Calcium is an essential signaling molecule required for various cellular functions. Calcium pumps and ion channels on cell and organellar membranes, such as those on the endoplasmic reticulum (ER), regulate calcium concentrations inside the cell. They remain closed, keeping the cytosolic calcium levels low at a resting state.

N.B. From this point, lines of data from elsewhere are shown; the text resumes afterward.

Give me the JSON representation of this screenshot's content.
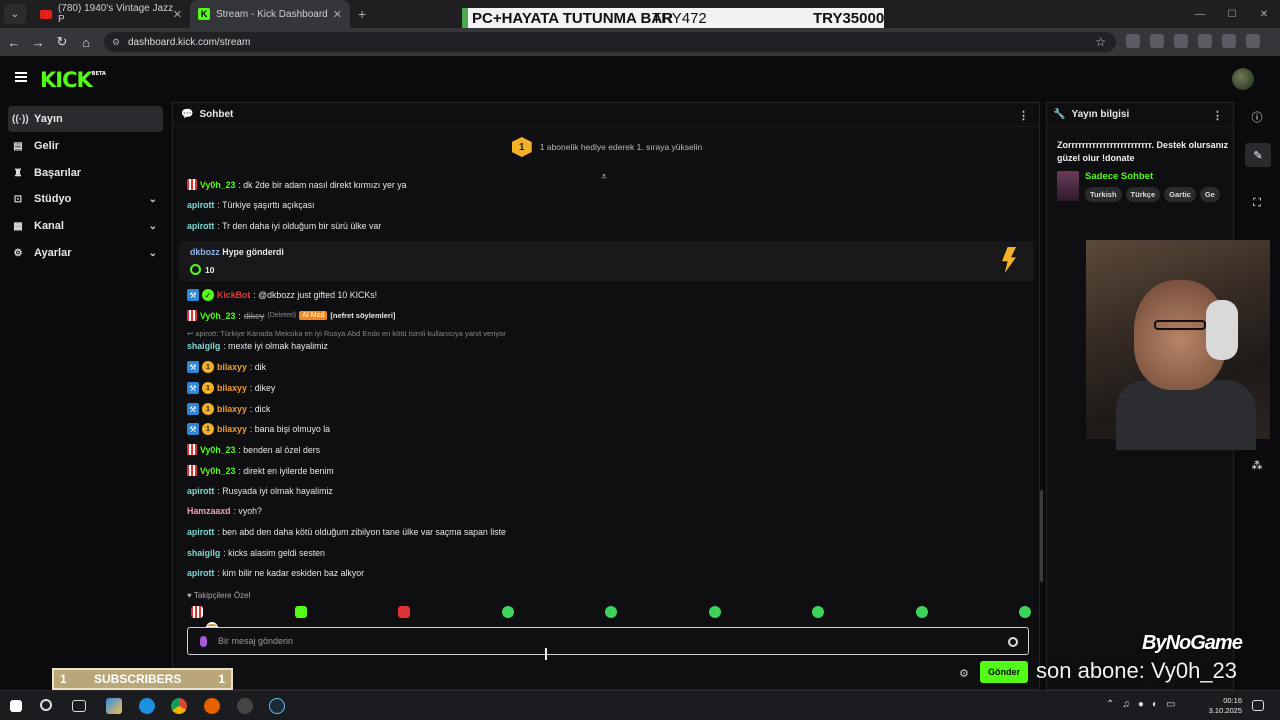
{
  "browser": {
    "tabs": [
      {
        "title": "(780) 1940's Vintage Jazz P",
        "active": false
      },
      {
        "title": "Stream - Kick Dashboard",
        "active": true
      }
    ],
    "url": "dashboard.kick.com/stream"
  },
  "overlay_banner": {
    "left_text": "PC+HAYATA TUTUNMA BAR",
    "mid_text": "TRY472",
    "right_text": "TRY35000"
  },
  "app": {
    "logo": "KICK",
    "logo_badge": "BETA"
  },
  "sidebar": {
    "items": [
      {
        "label": "Yayın",
        "icon": "broadcast-icon",
        "active": true
      },
      {
        "label": "Gelir",
        "icon": "revenue-icon"
      },
      {
        "label": "Başarılar",
        "icon": "trophy-icon"
      },
      {
        "label": "Stüdyo",
        "icon": "studio-icon",
        "expandable": true
      },
      {
        "label": "Kanal",
        "icon": "channel-icon",
        "expandable": true
      },
      {
        "label": "Ayarlar",
        "icon": "gear-icon",
        "expandable": true
      }
    ]
  },
  "chat": {
    "title": "Sohbet",
    "gift_banner": {
      "rank": "1",
      "text": "1 abonelik hediye ederek 1. sıraya yükselin"
    },
    "messages": [
      {
        "user": "Vy0h_23",
        "text": ": dk 2de bir adam nasıl direkt kırmızı yer ya"
      },
      {
        "user": "apirott",
        "text": ": Türkiye şaşırttı açıkçası"
      },
      {
        "user": "apirott",
        "text": ": Tr den daha iyi olduğum bir sürü ülke var"
      },
      {
        "user": "KickBot",
        "text": ": @dkbozz just gifted 10 KICKs!"
      },
      {
        "user": "Vy0h_23",
        "text": "dikey",
        "deleted": "(Deleted)",
        "ai_mod": "AI Mod",
        "reason": "[nefret söylemleri]"
      },
      {
        "user": "shaigilg",
        "text": ": mexte iyi olmak hayalimiz"
      },
      {
        "user": "bilaxyy",
        "text": ": dik"
      },
      {
        "user": "bilaxyy",
        "text": ": dikey"
      },
      {
        "user": "bilaxyy",
        "text": ": dick"
      },
      {
        "user": "bilaxyy",
        "text": ": bana bişi olmuyo la"
      },
      {
        "user": "Vy0h_23",
        "text": ": benden al özel ders"
      },
      {
        "user": "Vy0h_23",
        "text": ": direkt en iyilerde benim"
      },
      {
        "user": "apirott",
        "text": ": Rusyada iyi olmak hayalimiz"
      },
      {
        "user": "Hamzaaxd",
        "text": ": vyoh?"
      },
      {
        "user": "apirott",
        "text": ": ben abd den daha kötü olduğum zibilyon tane ülke var saçma sapan liste"
      },
      {
        "user": "shaigilg",
        "text": ": kicks alasim geldi sesten"
      },
      {
        "user": "apirott",
        "text": ": kim bilir ne kadar eskiden baz alkyor"
      }
    ],
    "hype": {
      "user": "dkbozz",
      "text": "Hype gönderdi",
      "amount": "10"
    },
    "reply_context": "apirott: Türkiye Kanada Meksika en iyi Rusya Abd Endo en kötü isimli kullanıcıya yanıt veriyor",
    "follower_only": "Takipçilere Özel",
    "input_placeholder": "Bir mesaj gönderin",
    "send_label": "Gönder"
  },
  "stream_info": {
    "title": "Yayın bilgisi",
    "stream_title": "Zorrrrrrrrrrrrrrrrrrrrrrrr. Destek olursanız güzel olur !donate",
    "category": "Sadece Sohbet",
    "tags": [
      "Turkish",
      "Türkçe",
      "Gartic",
      "Ge"
    ]
  },
  "overlays": {
    "subs_bar": {
      "left": "1",
      "label": "SUBSCRIBERS",
      "right": "1"
    },
    "sponsor": "ByNoGame",
    "last_sub": "son abone: Vy0h_23"
  },
  "taskbar": {
    "time": "00:16",
    "date": "3.10.2025"
  }
}
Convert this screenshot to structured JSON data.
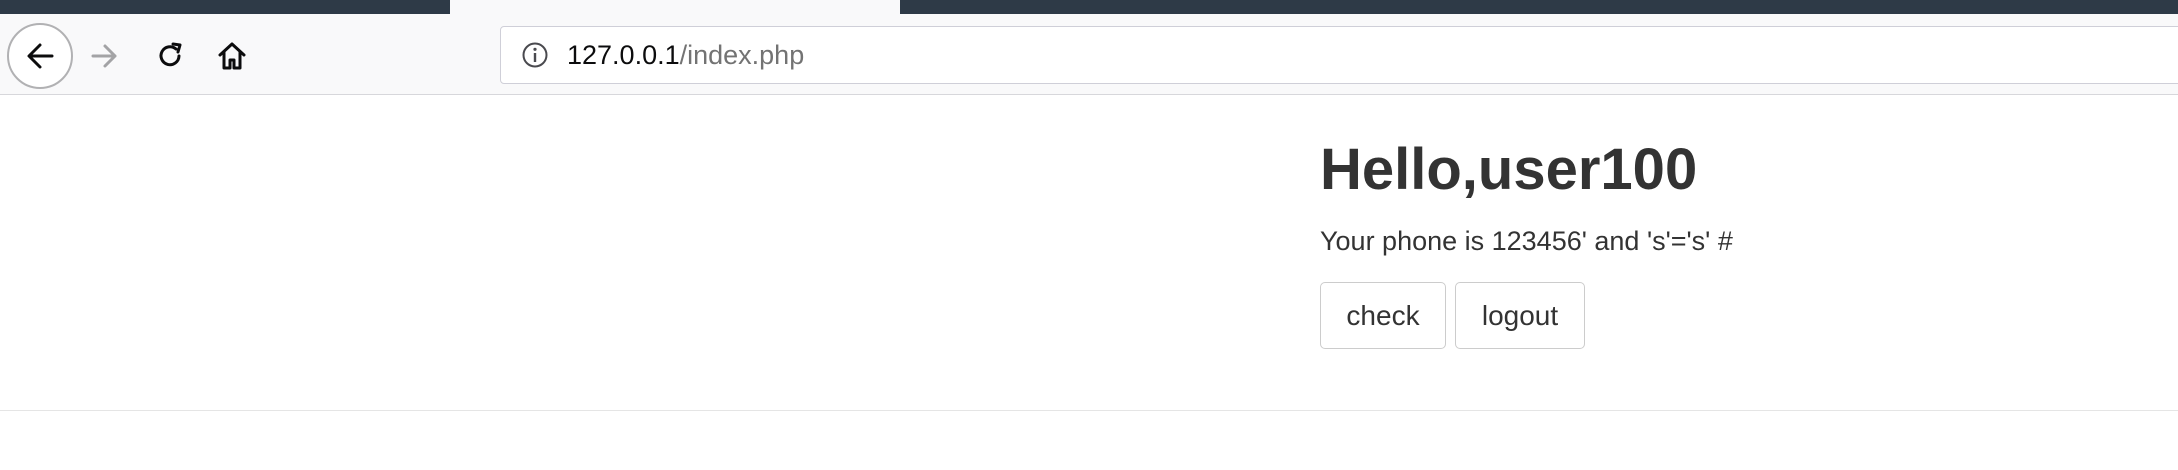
{
  "browser": {
    "url_host": "127.0.0.1",
    "url_path": "/index.php",
    "icons": {
      "back": "back-arrow-icon",
      "forward": "forward-arrow-icon",
      "reload": "reload-icon",
      "home": "home-icon",
      "info": "info-icon"
    }
  },
  "page": {
    "greeting": "Hello,user100",
    "phone_text": "Your phone is 123456' and 's'='s' #",
    "check_label": "check",
    "logout_label": "logout"
  },
  "colors": {
    "tabstrip": "#2e3a47",
    "heading_text": "#333333",
    "button_border": "#cccccc"
  }
}
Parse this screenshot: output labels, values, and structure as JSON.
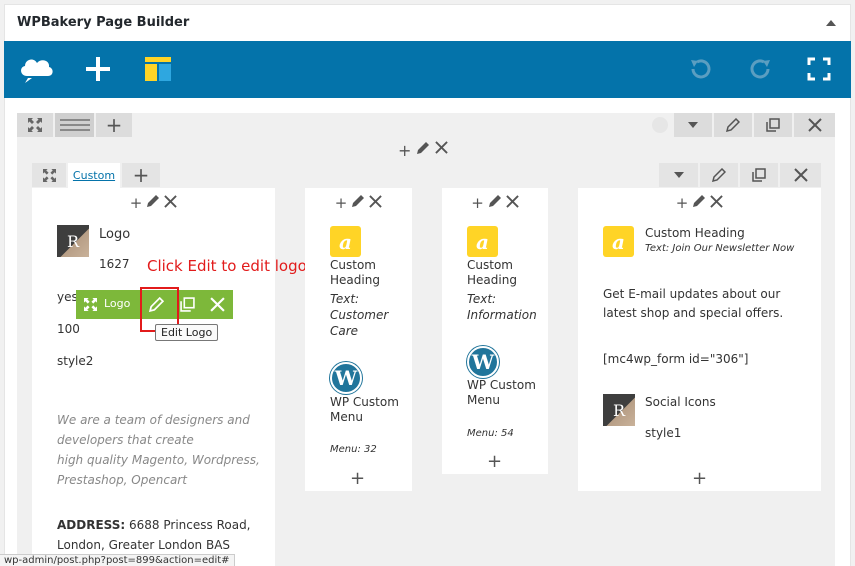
{
  "panel": {
    "title": "WPBakery Page Builder"
  },
  "row_tab": {
    "label": "Custom"
  },
  "columns": {
    "col1": {
      "logo_title": "Logo",
      "logo_id": "1627",
      "yes_text": "yes",
      "value_100": "100",
      "style_text": "style2",
      "about": [
        "We are a team of designers and",
        "developers that create",
        "high quality Magento, Wordpress,",
        "Prestashop, Opencart"
      ],
      "address_label": "ADDRESS:",
      "address_value": " 6688 Princess Road,",
      "address_line2": "London, Greater London BAS"
    },
    "col2": {
      "heading_title": "Custom Heading",
      "heading_sub": "Text: Customer Care",
      "menu_title": "WP Custom Menu",
      "menu_sub": "Menu: 32"
    },
    "col3": {
      "heading_title": "Custom Heading",
      "heading_sub": "Text: Information",
      "menu_title": "WP Custom Menu",
      "menu_sub": "Menu: 54"
    },
    "col4": {
      "heading_title": "Custom Heading",
      "heading_sub": "Text: Join Our Newsletter Now",
      "text_line1": "Get E-mail updates about our",
      "text_line2": "latest shop and special offers.",
      "shortcode": "[mc4wp_form id=\"306\"]",
      "social_title": "Social Icons",
      "social_style": "style1"
    }
  },
  "element_bar": {
    "label": "Logo"
  },
  "tooltip": {
    "text": "Edit Logo"
  },
  "annotation": {
    "text": "Click Edit to edit logo"
  },
  "status_bar": {
    "url": "wp-admin/post.php?post=899&action=edit#"
  },
  "colors": {
    "toolbar_blue": "#0473aa",
    "element_green": "#7db83a",
    "heading_yellow": "#ffd426",
    "annotation_red": "#e21b1b"
  },
  "icons": [
    "clouds-logo-icon",
    "plus-icon",
    "templates-icon",
    "undo-icon",
    "redo-icon",
    "fullscreen-icon",
    "expand-icon",
    "drag-handle-icon",
    "caret-down-icon",
    "pencil-icon",
    "copy-icon",
    "close-icon",
    "letter-a-icon",
    "wordpress-icon",
    "r-logo-icon"
  ]
}
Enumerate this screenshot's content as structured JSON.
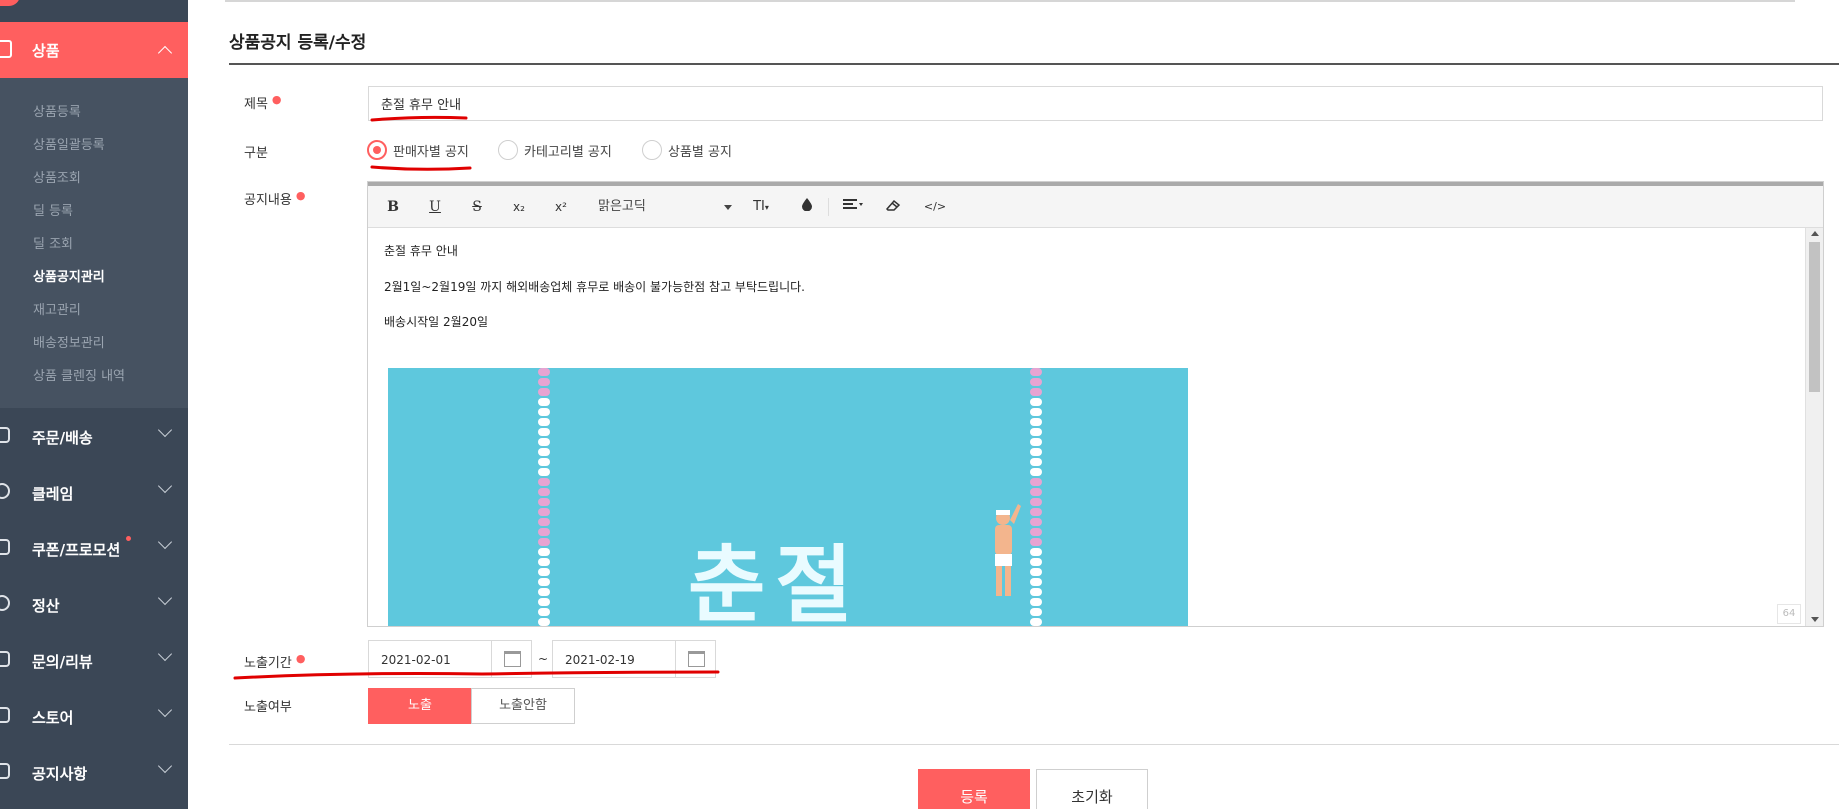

Various transmembrane receptors, such as G protein-coupled receptors (GPCRs), elicit a response to extracellular signals by increasing cytosolic calcium. Activated GPCRs stimulate phospholipase C, which produces inositol-1,4,5 trisphosphate (IP3). IP3 binds and opens IP3 gated calcium channels of ER, increasing the cytosolic calcium. The cytosolic calcium levels quickly spike, spreading across the cell by opening nearby IP3 gated calcium channels and ryanodine calcium channels. The sudden rise of calcium ions triggers various cellular responses. One such example is oocyte fertilization. Once a sperm enters the oocyte's zona pellucida and fuses with the plasma membrane, the sperm’s phospholipase stimulates the release of IP3 from the oocyte’s plasma membrane. IP3 opens ER calcium channels, releasing calcium ions and facilitating calcium-induced calcium release (CICR) from the adjacent channels. This forms a calcium wave that moves across the egg starting from the point of sperm entry. The sudden rise in calcium stimulates modification in the egg’s surface and restricts the entry of other sperm. Calcium influx also pushes the zygote towards its first mitotic division by activating cell cycle regulators such as the cyclin-dependent kinases.
As the calcium levels go higher in a cell, the ER calcium channels close, inhibiting the further release of calcium ions. This feedback interaction between calcium ions and IP3 gated calcium channels causes repeated rise and fall in the cytosolic calcium, thus generating calcium oscillations in the cell. The oscillating cytosolic calcium regulates repeated cellular actions, such as the secretion of luteinizing hormone (LH) by the cells of the pituitary gland at every ovulation.
LH controls ovulation and is critical for maintaining female fertility. LH releasing hormone (LHRH) binds GPCRs on the pituitary gland cells' membrane. It triggers the release of calcium ions from ER lumen and facilitates the exocytosis of LH-containing secretory vesicles, releasing LH to the cell exterior.